> _Records_
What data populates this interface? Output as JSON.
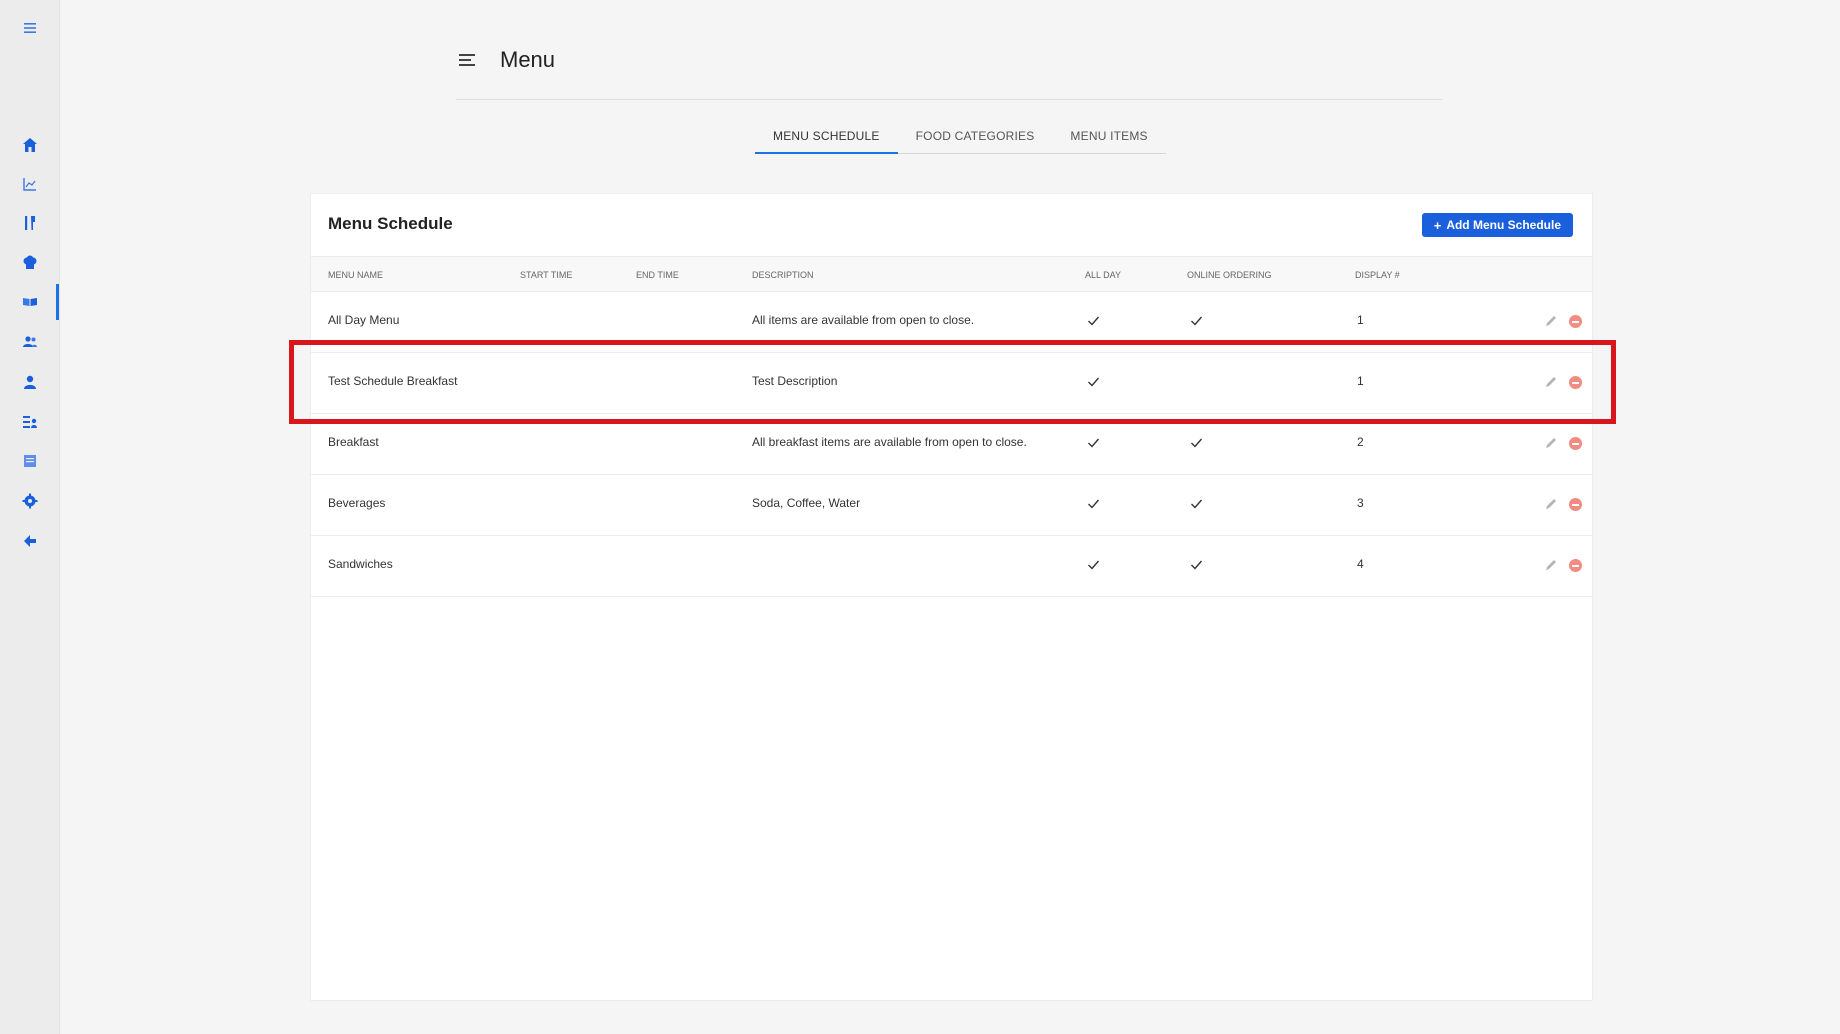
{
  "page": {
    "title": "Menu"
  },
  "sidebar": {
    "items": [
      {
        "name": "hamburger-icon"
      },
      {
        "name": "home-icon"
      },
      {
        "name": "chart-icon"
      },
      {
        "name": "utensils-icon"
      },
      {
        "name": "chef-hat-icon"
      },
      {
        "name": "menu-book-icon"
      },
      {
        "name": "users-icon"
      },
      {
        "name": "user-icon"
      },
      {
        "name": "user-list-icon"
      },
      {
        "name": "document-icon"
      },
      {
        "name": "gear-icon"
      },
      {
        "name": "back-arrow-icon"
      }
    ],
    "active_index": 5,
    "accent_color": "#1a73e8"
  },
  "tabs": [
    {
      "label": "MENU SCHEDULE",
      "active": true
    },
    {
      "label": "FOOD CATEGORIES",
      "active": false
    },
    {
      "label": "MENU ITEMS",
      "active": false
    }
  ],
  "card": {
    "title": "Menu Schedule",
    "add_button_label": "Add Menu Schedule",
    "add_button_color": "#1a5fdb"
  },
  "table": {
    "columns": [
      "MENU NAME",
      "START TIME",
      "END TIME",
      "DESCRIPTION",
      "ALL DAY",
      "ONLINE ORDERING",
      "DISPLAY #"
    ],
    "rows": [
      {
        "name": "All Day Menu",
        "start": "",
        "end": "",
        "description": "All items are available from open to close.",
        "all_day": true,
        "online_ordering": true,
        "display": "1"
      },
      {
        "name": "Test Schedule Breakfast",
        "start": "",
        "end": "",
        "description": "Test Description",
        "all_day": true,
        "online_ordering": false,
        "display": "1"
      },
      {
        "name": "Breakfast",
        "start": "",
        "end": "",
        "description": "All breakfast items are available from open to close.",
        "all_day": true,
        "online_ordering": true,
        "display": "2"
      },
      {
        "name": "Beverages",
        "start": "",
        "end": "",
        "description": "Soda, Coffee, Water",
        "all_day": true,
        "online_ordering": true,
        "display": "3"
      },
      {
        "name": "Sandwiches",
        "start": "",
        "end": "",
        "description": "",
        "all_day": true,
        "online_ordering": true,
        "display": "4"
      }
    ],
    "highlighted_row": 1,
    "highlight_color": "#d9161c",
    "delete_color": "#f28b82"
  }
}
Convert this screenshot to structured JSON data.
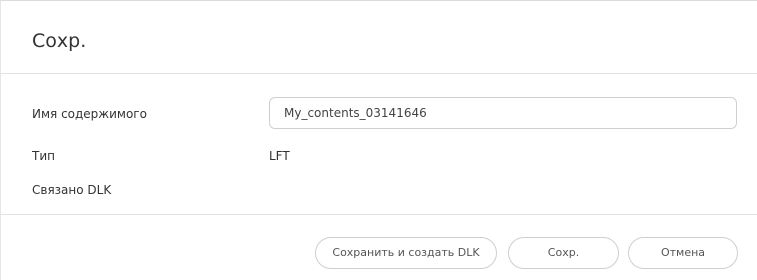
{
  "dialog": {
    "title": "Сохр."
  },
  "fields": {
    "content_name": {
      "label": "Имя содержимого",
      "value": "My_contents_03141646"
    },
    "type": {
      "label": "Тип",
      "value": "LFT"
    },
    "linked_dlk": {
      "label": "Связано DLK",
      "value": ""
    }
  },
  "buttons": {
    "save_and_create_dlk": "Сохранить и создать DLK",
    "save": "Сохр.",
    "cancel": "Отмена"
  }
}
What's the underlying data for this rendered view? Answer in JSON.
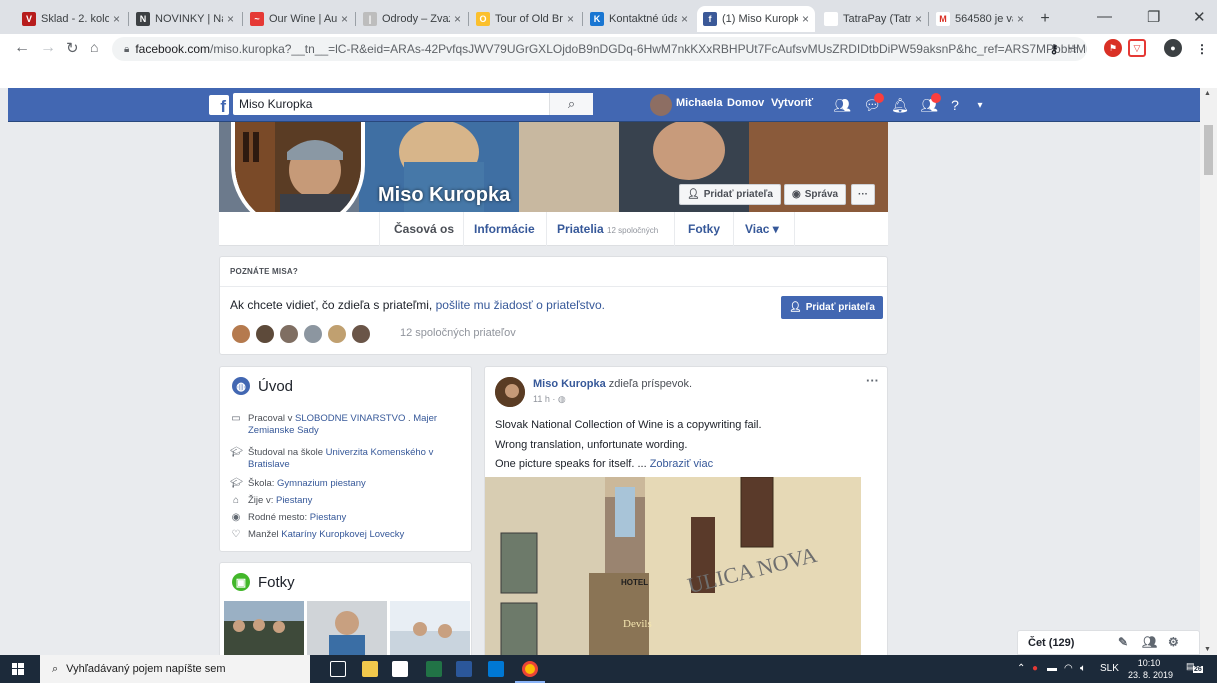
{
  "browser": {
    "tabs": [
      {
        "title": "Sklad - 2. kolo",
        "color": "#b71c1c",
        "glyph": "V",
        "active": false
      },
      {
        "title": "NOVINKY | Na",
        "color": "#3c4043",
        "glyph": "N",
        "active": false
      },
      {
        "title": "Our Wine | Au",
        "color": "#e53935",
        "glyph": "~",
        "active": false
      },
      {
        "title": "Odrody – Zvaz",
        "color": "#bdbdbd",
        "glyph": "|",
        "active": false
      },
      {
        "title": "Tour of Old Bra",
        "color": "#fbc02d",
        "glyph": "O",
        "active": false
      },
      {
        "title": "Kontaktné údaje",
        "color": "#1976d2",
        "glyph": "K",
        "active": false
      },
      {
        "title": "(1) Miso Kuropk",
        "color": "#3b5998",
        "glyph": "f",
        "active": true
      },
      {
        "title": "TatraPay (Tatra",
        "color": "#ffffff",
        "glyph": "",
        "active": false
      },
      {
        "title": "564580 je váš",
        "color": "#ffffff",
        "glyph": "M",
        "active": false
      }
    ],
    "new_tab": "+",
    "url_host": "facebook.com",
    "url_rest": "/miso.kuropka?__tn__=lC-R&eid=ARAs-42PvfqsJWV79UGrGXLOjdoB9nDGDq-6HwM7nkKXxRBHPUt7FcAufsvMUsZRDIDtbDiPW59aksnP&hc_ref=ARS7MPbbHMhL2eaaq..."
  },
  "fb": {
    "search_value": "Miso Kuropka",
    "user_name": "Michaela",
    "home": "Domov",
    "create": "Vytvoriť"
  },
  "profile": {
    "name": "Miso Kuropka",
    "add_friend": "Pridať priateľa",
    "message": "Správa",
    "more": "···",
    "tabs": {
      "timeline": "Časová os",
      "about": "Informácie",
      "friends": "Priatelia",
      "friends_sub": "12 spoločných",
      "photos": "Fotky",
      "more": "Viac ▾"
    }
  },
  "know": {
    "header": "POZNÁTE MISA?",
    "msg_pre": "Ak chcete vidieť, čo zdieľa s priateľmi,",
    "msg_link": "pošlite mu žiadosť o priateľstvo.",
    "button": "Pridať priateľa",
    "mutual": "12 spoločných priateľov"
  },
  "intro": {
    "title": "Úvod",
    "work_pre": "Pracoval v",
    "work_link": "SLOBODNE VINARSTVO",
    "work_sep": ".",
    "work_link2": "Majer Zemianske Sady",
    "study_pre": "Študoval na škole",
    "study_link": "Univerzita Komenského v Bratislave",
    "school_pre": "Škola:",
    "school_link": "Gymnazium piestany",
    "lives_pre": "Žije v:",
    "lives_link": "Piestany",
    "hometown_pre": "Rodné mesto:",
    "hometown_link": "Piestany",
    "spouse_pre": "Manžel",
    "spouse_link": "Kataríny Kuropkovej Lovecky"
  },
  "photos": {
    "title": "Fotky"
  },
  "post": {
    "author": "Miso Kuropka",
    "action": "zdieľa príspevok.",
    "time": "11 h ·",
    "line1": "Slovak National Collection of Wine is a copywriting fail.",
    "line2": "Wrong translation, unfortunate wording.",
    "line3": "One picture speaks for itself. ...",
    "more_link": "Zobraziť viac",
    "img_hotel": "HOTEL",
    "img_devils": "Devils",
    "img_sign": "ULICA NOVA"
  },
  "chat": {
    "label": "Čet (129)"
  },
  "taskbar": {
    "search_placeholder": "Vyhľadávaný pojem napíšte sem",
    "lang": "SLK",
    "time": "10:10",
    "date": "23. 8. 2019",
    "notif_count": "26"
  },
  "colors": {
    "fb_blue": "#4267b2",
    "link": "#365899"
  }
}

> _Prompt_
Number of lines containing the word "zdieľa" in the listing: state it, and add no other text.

> _Response area_
2